### Exercise description
All lines containing the string "true" must be copied from the entries.

### Supplied data
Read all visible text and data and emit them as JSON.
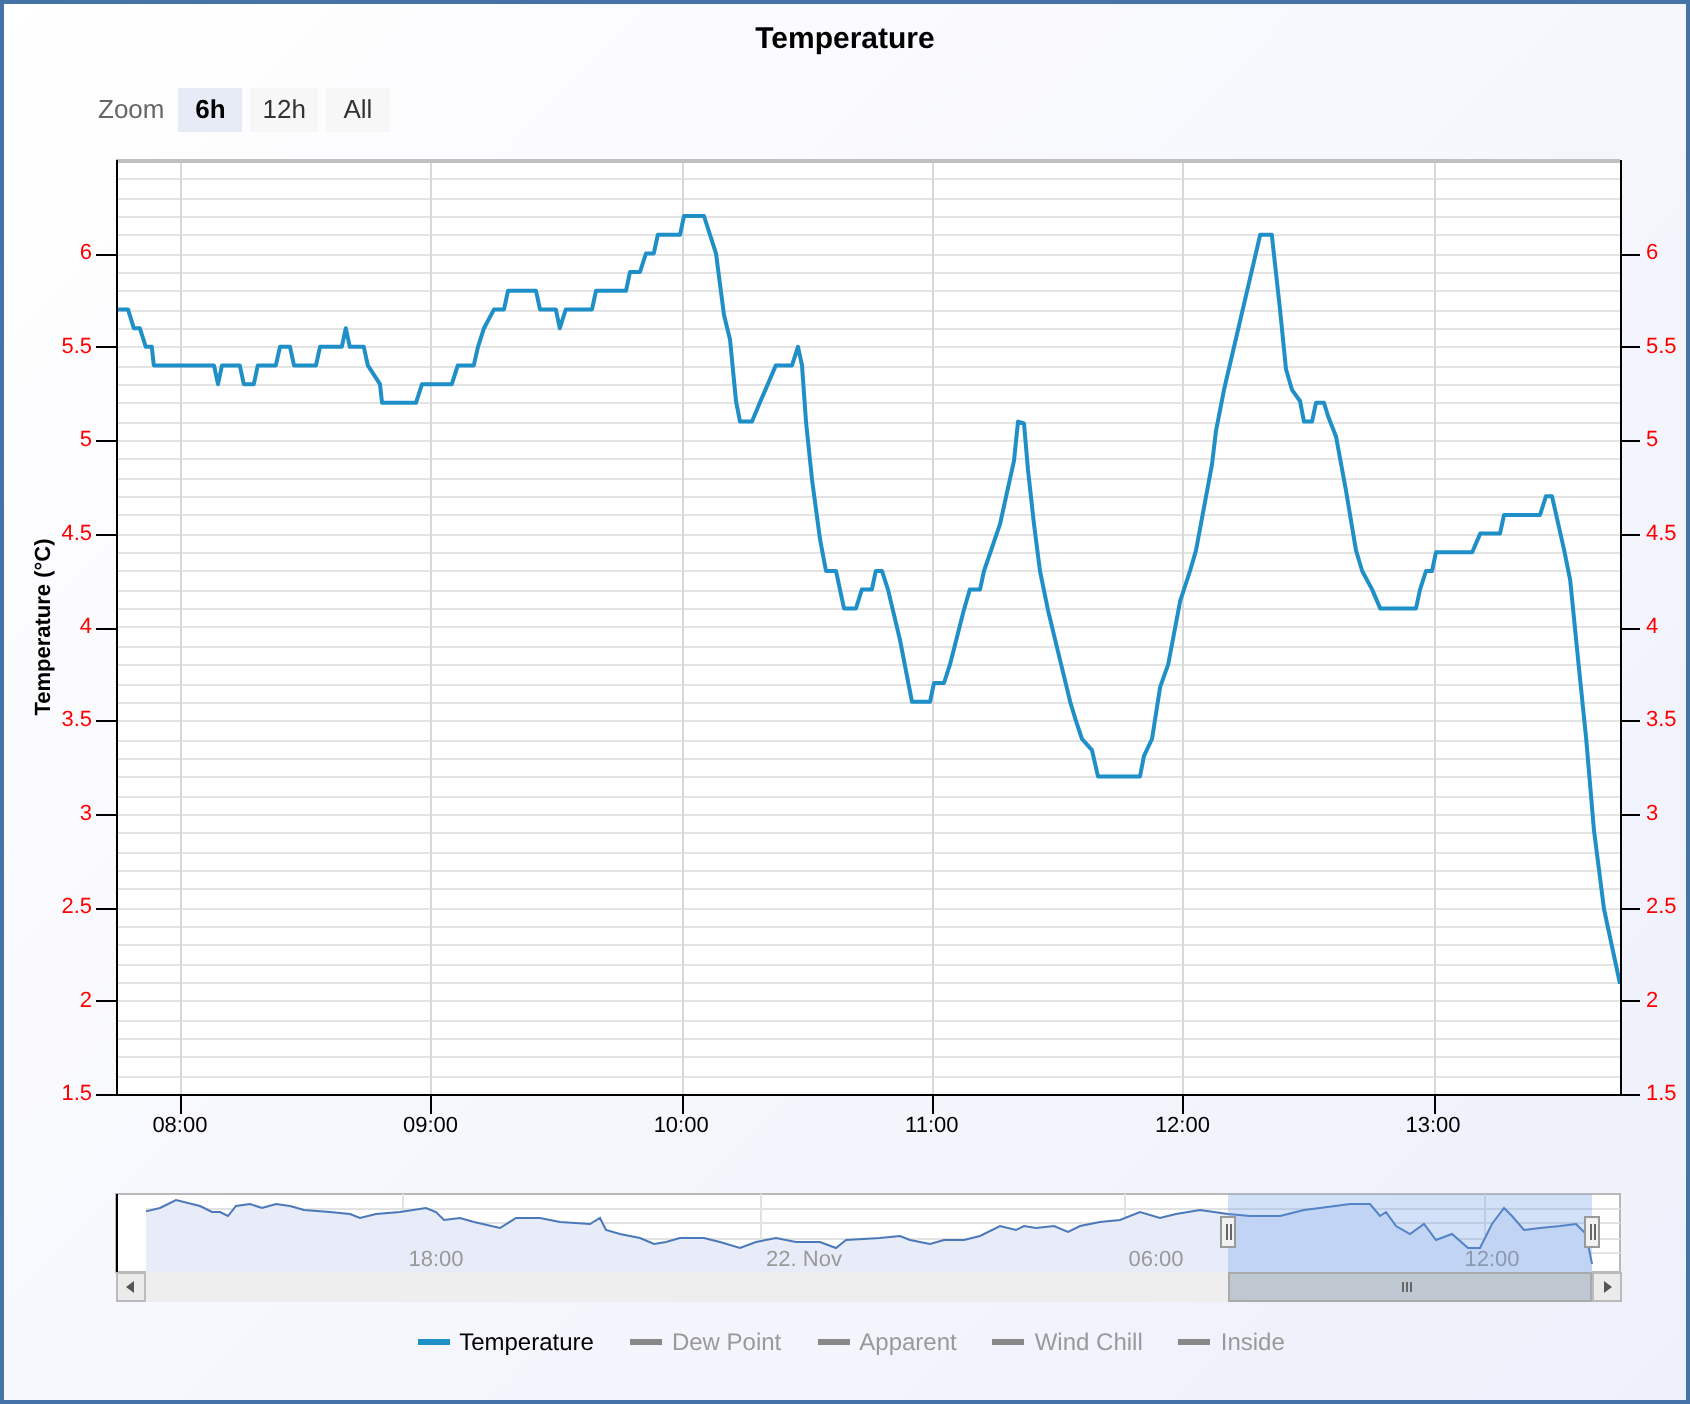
{
  "title": "Temperature",
  "zoom": {
    "label": "Zoom",
    "buttons": [
      {
        "label": "6h",
        "selected": true
      },
      {
        "label": "12h",
        "selected": false
      },
      {
        "label": "All",
        "selected": false
      }
    ]
  },
  "chart_data": {
    "type": "line",
    "ylabel": "Temperature (°C)",
    "grid": true,
    "xlim": [
      7.745,
      13.746
    ],
    "ylim": [
      1.5,
      6.5
    ],
    "xticks": [
      {
        "value": 8,
        "label": "08:00"
      },
      {
        "value": 9,
        "label": "09:00"
      },
      {
        "value": 10,
        "label": "10:00"
      },
      {
        "value": 11,
        "label": "11:00"
      },
      {
        "value": 12,
        "label": "12:00"
      },
      {
        "value": 13,
        "label": "13:00"
      }
    ],
    "yticks": [
      {
        "value": 1.5,
        "label": "1.5"
      },
      {
        "value": 2,
        "label": "2"
      },
      {
        "value": 2.5,
        "label": "2.5"
      },
      {
        "value": 3,
        "label": "3"
      },
      {
        "value": 3.5,
        "label": "3.5"
      },
      {
        "value": 4,
        "label": "4"
      },
      {
        "value": 4.5,
        "label": "4.5"
      },
      {
        "value": 5,
        "label": "5"
      },
      {
        "value": 5.5,
        "label": "5.5"
      },
      {
        "value": 6,
        "label": "6"
      }
    ],
    "x": [
      7.745,
      7.793,
      7.816,
      7.84,
      7.864,
      7.888,
      7.896,
      8.136,
      8.152,
      8.168,
      8.239,
      8.255,
      8.295,
      8.311,
      8.383,
      8.399,
      8.439,
      8.455,
      8.543,
      8.559,
      8.646,
      8.662,
      8.678,
      8.734,
      8.75,
      8.798,
      8.806,
      8.942,
      8.966,
      9.085,
      9.109,
      9.173,
      9.189,
      9.213,
      9.253,
      9.293,
      9.309,
      9.421,
      9.437,
      9.5,
      9.516,
      9.54,
      9.644,
      9.66,
      9.78,
      9.796,
      9.836,
      9.86,
      9.891,
      9.907,
      9.995,
      10.011,
      10.091,
      10.115,
      10.139,
      10.171,
      10.195,
      10.219,
      10.235,
      10.283,
      10.314,
      10.346,
      10.378,
      10.442,
      10.466,
      10.482,
      10.498,
      10.522,
      10.554,
      10.578,
      10.618,
      10.65,
      10.698,
      10.721,
      10.761,
      10.777,
      10.801,
      10.825,
      10.873,
      10.921,
      10.993,
      11.009,
      11.049,
      11.073,
      11.128,
      11.152,
      11.192,
      11.208,
      11.272,
      11.328,
      11.344,
      11.368,
      11.384,
      11.408,
      11.432,
      11.464,
      11.512,
      11.552,
      11.575,
      11.599,
      11.639,
      11.663,
      11.831,
      11.847,
      11.879,
      11.911,
      11.943,
      11.991,
      12.03,
      12.054,
      12.118,
      12.134,
      12.166,
      12.31,
      12.357,
      12.389,
      12.413,
      12.437,
      12.469,
      12.485,
      12.517,
      12.533,
      12.565,
      12.581,
      12.613,
      12.653,
      12.693,
      12.717,
      12.757,
      12.789,
      12.932,
      12.948,
      12.972,
      12.996,
      13.012,
      13.156,
      13.188,
      13.267,
      13.283,
      13.427,
      13.451,
      13.475,
      13.523,
      13.547,
      13.579,
      13.611,
      13.642,
      13.682,
      13.746
    ],
    "series": [
      {
        "name": "Temperature",
        "color": "#1f8fc8",
        "values": [
          5.7,
          5.7,
          5.6,
          5.6,
          5.5,
          5.5,
          5.4,
          5.4,
          5.3,
          5.4,
          5.4,
          5.3,
          5.3,
          5.4,
          5.4,
          5.5,
          5.5,
          5.4,
          5.4,
          5.5,
          5.5,
          5.6,
          5.5,
          5.5,
          5.4,
          5.3,
          5.2,
          5.2,
          5.3,
          5.3,
          5.4,
          5.4,
          5.5,
          5.6,
          5.7,
          5.7,
          5.8,
          5.8,
          5.7,
          5.7,
          5.6,
          5.7,
          5.7,
          5.8,
          5.8,
          5.9,
          5.9,
          6.0,
          6.0,
          6.1,
          6.1,
          6.2,
          6.2,
          6.1,
          6.0,
          5.67,
          5.54,
          5.21,
          5.1,
          5.1,
          5.2,
          5.3,
          5.4,
          5.4,
          5.5,
          5.4,
          5.1,
          4.79,
          4.47,
          4.3,
          4.3,
          4.1,
          4.1,
          4.2,
          4.2,
          4.3,
          4.3,
          4.2,
          3.93,
          3.6,
          3.6,
          3.7,
          3.7,
          3.8,
          4.09,
          4.2,
          4.2,
          4.3,
          4.55,
          4.89,
          5.1,
          5.09,
          4.84,
          4.55,
          4.3,
          4.09,
          3.82,
          3.6,
          3.5,
          3.4,
          3.34,
          3.2,
          3.2,
          3.31,
          3.4,
          3.68,
          3.8,
          4.14,
          4.3,
          4.41,
          4.87,
          5.05,
          5.27,
          6.1,
          6.1,
          5.7,
          5.38,
          5.27,
          5.21,
          5.1,
          5.1,
          5.2,
          5.2,
          5.13,
          5.02,
          4.73,
          4.41,
          4.3,
          4.2,
          4.1,
          4.1,
          4.2,
          4.3,
          4.3,
          4.4,
          4.4,
          4.5,
          4.5,
          4.6,
          4.6,
          4.7,
          4.7,
          4.41,
          4.25,
          3.82,
          3.4,
          2.91,
          2.49,
          2.09
        ]
      }
    ]
  },
  "right_axis": {
    "labels": [
      "6",
      "5.5",
      "5",
      "4.5",
      "4",
      "3.5",
      "3",
      "2.5",
      "2",
      "1.5"
    ]
  },
  "navigator": {
    "labels": [
      "18:00",
      "22. Nov",
      "06:00",
      "12:00"
    ]
  },
  "legend": [
    {
      "kind": "series",
      "visible": true
    },
    {
      "label": "Dew Point",
      "visible": false
    },
    {
      "label": "Apparent",
      "visible": false
    },
    {
      "label": "Wind Chill",
      "visible": false
    },
    {
      "label": "Inside",
      "visible": false
    }
  ]
}
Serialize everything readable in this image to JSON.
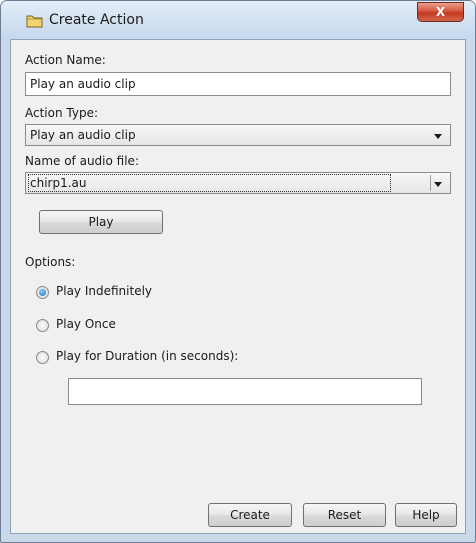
{
  "window": {
    "title": "Create Action",
    "close_label": "X"
  },
  "form": {
    "action_name_label": "Action Name:",
    "action_name_value": "Play an audio clip",
    "action_type_label": "Action Type:",
    "action_type_selected": "Play an audio clip",
    "audio_file_label": "Name of audio file:",
    "audio_file_selected": "chirp1.au",
    "play_label": "Play",
    "options_label": "Options:",
    "options": [
      {
        "label": "Play Indefinitely",
        "checked": true
      },
      {
        "label": "Play Once",
        "checked": false
      },
      {
        "label": "Play for Duration (in seconds):",
        "checked": false
      }
    ],
    "duration_value": ""
  },
  "footer": {
    "create_label": "Create",
    "reset_label": "Reset",
    "help_label": "Help"
  },
  "icons": {
    "title": "folder-icon",
    "combo_arrow": "chevron-down-icon"
  }
}
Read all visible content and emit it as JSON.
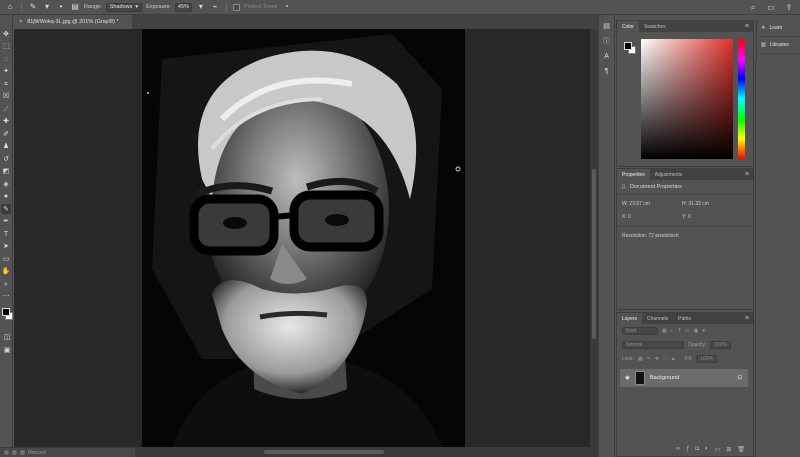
{
  "options_bar": {
    "range_label": "Range:",
    "range_value": "Shadows",
    "exposure_label": "Exposure:",
    "exposure_value": "45%",
    "protect_label": "Protect Tones"
  },
  "document_tab": {
    "title": "81jWWokq-3L.jpg @ 201% (Gray/8) *"
  },
  "record": {
    "label": "Record"
  },
  "color_panel": {
    "tabs": [
      "Color",
      "Swatches"
    ],
    "foreground": "#000000",
    "background": "#ffffff"
  },
  "properties_panel": {
    "tabs": [
      "Properties",
      "Adjustments"
    ],
    "heading": "Document Properties",
    "w": "W: 23.67 cm",
    "h": "H: 31.33 cm",
    "x": "X: 0",
    "y": "Y: 0",
    "resolution": "Resolution: 72 pixels/inch"
  },
  "layers_panel": {
    "tabs": [
      "Layers",
      "Channels",
      "Paths"
    ],
    "kind": "Kind",
    "blend": "Normal",
    "opacity_label": "Opacity:",
    "opacity_value": "100%",
    "lock_label": "Lock:",
    "fill_label": "Fill:",
    "fill_value": "100%",
    "layer_name": "Background"
  },
  "learn": {
    "learn_label": "Learn",
    "libraries_label": "Libraries"
  },
  "colors": {
    "accent": "#e0302a"
  }
}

### Your response
        "selected": true
    "grid": true,
      "visible": true
        "checked": true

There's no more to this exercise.